development of the brain and is mainly found in red meat. Non-meat
sources of iron include apricots, lentils, fortified baby cereals
and baby foods and green vegetables like broccoli. To help your
baby to absorb this iron, try to include a source of vitamin C with
meals, such as a diluted fruit juice.
- Calcium - this mineral is needed to help bones to
grow and is found primarily in milk (breastmilk or follow-on
formula) and other dairy products like cheese and yoghurt.
- Vitamin B12 - this vitamin is only found in animal
products, including milk, cheese and eggs. However, it is also
present in fortified baby cereals. The main function of vitamin B12
is to keep the nervous system healthy and to make red blood
- Vitamin D - this is needed for healthy bone growth
and can be found in eggs, dairy products and fortified baby

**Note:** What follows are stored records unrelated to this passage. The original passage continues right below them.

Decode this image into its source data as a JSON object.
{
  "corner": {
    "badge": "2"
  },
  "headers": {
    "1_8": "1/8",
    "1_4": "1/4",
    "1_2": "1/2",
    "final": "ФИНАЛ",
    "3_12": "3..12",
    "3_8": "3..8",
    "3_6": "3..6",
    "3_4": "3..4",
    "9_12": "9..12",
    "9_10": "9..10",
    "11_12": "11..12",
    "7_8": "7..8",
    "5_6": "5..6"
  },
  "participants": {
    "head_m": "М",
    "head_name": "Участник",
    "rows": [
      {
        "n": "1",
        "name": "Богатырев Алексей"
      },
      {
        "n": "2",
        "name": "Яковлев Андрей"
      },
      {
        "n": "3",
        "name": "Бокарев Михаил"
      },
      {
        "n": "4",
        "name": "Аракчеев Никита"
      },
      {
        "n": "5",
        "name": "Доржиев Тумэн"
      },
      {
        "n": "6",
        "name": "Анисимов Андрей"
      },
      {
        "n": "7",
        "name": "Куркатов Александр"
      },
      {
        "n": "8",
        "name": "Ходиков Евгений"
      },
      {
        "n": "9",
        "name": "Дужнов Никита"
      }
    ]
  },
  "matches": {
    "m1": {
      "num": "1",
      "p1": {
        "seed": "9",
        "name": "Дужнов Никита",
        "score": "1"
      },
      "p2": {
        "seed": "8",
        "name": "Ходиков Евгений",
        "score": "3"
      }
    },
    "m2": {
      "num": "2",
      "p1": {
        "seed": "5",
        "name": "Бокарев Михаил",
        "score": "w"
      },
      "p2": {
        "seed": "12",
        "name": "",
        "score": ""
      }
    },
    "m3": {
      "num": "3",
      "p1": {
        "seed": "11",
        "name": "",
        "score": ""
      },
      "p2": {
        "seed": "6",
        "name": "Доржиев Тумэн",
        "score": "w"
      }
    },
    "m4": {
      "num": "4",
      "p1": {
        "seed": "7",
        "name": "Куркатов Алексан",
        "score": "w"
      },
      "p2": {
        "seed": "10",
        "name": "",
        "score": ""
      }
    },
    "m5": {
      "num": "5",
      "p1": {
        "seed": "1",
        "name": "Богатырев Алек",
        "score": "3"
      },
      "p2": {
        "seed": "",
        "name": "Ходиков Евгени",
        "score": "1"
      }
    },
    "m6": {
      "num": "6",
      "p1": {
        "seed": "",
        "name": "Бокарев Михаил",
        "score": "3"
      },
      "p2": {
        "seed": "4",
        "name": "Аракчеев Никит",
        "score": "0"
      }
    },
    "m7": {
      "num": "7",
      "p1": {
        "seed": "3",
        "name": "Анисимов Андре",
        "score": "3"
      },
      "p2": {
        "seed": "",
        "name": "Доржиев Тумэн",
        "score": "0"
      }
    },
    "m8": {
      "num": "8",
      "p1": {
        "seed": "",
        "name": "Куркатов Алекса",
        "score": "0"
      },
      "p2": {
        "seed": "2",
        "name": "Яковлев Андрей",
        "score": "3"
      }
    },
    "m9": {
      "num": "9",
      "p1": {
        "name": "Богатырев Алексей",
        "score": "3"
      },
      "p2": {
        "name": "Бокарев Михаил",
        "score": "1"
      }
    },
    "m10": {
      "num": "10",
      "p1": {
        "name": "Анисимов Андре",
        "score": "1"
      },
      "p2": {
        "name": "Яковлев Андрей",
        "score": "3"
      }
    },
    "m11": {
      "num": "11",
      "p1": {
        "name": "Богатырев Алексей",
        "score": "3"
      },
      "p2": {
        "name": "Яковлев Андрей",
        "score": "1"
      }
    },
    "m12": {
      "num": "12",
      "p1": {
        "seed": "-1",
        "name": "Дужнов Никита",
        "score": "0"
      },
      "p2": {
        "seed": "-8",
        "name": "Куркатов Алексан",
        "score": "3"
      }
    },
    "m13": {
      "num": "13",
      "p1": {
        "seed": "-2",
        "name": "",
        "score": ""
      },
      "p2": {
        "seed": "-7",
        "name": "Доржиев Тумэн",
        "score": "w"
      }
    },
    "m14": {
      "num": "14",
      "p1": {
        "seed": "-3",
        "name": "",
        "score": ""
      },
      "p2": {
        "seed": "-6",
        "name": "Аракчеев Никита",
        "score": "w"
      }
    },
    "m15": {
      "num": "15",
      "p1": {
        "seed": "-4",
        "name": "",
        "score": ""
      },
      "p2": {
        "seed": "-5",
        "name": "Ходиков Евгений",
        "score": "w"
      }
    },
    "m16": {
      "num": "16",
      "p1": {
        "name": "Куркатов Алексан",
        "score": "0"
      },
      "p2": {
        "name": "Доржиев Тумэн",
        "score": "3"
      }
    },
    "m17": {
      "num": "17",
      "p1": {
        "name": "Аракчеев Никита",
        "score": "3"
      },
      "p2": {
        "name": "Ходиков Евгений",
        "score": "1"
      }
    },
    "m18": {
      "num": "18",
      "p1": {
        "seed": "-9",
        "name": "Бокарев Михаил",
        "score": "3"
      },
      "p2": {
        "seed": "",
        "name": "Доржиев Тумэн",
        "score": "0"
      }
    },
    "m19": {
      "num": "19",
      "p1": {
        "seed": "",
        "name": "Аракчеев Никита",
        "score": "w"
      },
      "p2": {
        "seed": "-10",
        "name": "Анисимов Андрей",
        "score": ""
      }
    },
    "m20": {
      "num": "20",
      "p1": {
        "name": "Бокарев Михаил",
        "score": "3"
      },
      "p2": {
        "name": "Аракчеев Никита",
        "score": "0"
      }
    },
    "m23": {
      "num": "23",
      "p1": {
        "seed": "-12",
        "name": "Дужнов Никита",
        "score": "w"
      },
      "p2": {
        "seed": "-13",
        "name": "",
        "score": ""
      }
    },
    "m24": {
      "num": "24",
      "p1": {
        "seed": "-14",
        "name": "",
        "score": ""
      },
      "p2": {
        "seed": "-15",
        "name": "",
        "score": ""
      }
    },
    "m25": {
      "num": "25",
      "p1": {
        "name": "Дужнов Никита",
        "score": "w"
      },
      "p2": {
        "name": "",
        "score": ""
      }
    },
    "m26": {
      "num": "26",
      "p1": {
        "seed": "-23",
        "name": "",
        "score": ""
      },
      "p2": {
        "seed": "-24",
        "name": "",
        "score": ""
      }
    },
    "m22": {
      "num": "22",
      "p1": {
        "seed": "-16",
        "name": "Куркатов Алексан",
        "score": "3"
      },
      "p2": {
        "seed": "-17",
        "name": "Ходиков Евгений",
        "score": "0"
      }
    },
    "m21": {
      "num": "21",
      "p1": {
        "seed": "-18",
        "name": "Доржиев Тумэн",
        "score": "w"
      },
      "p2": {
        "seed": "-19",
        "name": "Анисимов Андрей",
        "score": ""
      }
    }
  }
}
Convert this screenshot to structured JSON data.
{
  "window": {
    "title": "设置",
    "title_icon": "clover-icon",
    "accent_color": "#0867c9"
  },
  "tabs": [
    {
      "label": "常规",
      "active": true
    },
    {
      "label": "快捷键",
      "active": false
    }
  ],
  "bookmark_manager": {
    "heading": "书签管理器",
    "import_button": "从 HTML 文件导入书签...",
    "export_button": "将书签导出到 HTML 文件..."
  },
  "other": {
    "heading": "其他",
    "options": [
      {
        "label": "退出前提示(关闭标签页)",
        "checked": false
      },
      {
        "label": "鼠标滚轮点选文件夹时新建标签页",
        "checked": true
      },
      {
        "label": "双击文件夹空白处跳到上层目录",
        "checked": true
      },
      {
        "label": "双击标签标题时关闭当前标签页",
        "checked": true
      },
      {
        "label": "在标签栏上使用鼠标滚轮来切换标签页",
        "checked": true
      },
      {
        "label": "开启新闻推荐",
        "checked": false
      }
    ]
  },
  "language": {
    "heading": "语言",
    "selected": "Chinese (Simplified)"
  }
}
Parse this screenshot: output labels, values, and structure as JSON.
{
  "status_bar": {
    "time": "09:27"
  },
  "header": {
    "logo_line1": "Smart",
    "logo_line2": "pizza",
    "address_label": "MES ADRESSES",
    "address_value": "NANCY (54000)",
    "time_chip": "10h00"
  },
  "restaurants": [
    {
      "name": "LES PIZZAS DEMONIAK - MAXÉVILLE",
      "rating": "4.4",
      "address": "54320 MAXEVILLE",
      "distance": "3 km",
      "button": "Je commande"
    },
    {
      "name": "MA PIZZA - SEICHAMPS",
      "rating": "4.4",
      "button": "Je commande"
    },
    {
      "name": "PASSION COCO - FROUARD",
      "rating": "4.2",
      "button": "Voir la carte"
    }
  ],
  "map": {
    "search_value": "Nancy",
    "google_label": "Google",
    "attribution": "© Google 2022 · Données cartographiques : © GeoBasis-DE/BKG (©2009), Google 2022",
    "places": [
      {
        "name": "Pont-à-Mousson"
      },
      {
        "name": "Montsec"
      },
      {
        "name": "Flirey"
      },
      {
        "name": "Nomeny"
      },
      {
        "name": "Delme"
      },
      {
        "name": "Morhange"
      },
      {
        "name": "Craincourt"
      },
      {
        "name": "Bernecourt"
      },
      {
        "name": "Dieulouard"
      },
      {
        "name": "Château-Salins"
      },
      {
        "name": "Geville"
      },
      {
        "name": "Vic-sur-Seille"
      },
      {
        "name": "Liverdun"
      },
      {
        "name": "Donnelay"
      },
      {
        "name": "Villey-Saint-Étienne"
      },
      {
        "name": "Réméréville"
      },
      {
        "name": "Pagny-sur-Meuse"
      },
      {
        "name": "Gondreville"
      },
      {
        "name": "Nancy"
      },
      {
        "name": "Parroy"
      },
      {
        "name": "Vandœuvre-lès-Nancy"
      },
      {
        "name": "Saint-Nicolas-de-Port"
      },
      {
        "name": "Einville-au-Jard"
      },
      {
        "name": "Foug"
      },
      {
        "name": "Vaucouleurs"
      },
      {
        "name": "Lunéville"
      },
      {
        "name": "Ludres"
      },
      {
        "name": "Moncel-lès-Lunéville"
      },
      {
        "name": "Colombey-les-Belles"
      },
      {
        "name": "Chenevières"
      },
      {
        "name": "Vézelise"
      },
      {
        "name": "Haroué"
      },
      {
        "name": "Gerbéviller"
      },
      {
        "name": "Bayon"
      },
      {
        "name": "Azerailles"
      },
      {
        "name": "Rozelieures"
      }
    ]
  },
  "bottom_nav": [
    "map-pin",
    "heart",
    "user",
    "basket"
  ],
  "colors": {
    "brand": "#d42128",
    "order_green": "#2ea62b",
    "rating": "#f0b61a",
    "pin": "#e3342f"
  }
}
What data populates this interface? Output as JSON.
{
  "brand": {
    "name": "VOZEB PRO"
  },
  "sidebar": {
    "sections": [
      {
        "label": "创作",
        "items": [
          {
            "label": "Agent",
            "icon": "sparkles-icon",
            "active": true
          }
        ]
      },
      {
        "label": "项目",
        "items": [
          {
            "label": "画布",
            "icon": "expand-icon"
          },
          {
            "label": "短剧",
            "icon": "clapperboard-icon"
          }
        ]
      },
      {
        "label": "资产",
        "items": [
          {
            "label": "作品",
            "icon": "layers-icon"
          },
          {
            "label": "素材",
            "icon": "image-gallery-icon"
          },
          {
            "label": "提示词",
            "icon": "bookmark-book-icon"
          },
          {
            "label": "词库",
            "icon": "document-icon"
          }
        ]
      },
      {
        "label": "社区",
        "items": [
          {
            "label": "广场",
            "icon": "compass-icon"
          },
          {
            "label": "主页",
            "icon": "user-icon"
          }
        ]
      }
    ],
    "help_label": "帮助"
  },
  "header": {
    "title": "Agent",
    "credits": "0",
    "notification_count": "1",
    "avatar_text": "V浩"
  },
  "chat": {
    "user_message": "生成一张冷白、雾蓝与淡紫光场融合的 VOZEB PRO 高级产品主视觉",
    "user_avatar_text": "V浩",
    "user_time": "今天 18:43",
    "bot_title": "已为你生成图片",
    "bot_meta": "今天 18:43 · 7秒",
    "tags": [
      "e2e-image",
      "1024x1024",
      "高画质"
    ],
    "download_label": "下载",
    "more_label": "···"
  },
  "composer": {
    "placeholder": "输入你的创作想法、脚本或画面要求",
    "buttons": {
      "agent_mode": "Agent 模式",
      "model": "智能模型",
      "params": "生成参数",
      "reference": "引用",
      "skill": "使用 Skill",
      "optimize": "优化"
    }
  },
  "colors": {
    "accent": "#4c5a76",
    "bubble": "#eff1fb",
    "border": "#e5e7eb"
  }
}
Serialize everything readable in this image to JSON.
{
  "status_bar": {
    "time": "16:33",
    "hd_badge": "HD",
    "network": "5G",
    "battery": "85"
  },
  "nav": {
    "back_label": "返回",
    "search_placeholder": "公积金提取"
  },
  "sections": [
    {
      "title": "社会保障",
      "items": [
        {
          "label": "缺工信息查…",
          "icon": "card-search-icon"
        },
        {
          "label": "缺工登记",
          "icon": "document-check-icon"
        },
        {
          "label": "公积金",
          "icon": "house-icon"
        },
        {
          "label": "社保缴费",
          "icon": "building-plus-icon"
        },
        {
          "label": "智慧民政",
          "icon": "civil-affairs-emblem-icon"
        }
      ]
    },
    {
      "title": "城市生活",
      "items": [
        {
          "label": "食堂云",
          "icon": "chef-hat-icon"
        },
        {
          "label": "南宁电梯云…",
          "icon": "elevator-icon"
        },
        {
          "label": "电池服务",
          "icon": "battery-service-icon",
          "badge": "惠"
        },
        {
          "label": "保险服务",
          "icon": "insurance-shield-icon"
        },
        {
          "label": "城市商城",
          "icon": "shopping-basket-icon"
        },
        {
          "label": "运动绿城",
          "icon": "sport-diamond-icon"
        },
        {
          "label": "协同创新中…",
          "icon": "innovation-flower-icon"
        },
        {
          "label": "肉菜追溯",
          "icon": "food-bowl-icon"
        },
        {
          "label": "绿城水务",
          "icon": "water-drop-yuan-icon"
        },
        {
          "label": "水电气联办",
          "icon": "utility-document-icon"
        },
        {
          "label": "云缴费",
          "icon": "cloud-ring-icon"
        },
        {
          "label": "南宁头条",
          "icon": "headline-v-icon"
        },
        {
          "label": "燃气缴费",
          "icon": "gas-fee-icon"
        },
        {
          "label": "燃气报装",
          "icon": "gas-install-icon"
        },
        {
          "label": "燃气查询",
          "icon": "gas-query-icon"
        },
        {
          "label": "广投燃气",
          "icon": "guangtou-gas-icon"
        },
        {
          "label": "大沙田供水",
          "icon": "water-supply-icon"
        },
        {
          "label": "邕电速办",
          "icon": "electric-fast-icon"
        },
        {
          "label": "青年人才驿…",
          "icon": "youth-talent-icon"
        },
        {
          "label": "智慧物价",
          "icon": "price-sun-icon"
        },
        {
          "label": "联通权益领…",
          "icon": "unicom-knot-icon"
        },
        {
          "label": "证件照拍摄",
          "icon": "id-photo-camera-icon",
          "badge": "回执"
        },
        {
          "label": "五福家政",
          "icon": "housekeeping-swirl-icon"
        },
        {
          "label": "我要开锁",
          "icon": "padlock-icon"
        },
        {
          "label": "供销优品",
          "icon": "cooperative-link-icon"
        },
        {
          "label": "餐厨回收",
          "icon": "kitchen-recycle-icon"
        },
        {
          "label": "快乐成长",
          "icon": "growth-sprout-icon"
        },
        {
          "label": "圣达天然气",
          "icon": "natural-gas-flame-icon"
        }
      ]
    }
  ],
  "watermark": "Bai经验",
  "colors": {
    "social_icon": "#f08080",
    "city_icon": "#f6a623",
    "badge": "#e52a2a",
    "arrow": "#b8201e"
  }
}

cereals. Most babies would benefit from a vitamin D supplement and
drops containing vitamins A, C and D are recommended by the
Department of Health. Your healthcare professional can tell you
more about these.
What should I feed and when?
Age of baby
What to feed
Foods to avoid
- The Department of Health recommends that babies are not weaned
before the age of 6 months. However, if you decide to wean earlier,
talk to your healthcare professional and never wean your baby
before the age of 17 weeks.
- Start with well cooked pureed vegetables and fruit or baby rice
mixed with baby's usual milk
- When introducing allergens such as egg, soya, cow's milk,
introduce each one separately, leaving a few days in between to
check for any allergic responses.
- If you have a history of allergies in the family, speak to your
healthcare professional before introducing any allergens.
- The latest advice on peanuts is that if you would like to give
your baby nuts, it's fine to do so, even if there is a history of
allergies in the family. Whole and chopped nuts should be avoided
as they are a choking
- Mashed well-cooked vegetables
- Mashed ripe fruit e.g. banana or cooked, peeled apple and
- Mashed lentils (dhal), split peas and hummus mixed with
- Mashed well cooked egg, tofu or pulses
- Full fat yoghurts and cheese provide calcium and energy
- Offer finger foods such as well cooked carrot sticks and slices
- Make sure eggs are cooked until solid all the way through
- Avoid adding salt and sugar to foods
- Make sure eggs are cooked until solid all the way through
- Do not offer cow's milk as a main drink until over the age of
- Do not give honey until after the age of 12 months as this can
cause food poisoning
- Lentils, split peas and chick peas
- Chopped up tofu
- Cubes of cheese
- Harder finger foods e.g. vegetables that are still a bit
'crunchy'; toast soldiers
- Slices of cheese or vegetable omelette
- Avoid using products like Quorn until your baby is older, as it
is very low fat so does not provide enough energy
- Adult meat substitute products such as vegeburgers should be
avoided as they have too much salt for babies
- Most foods can now be offered and your baby should now be
eating 3 meals and 2 snacks a day
- Food still needs to be chopped up so your toddler can feed
- Don't give semi-skimmed milk until the age of 2 years and don't
offer skimmed milk until 5 years of age
Can I give my baby a vegan weaning diet?
The Food Standards Agency does not recommend a vegan diet for
young babies as it is difficult to give them enough calories and
nutrients. However, with the right advice from a professional and
careful planning to provide the right nutrients, a vegan diet may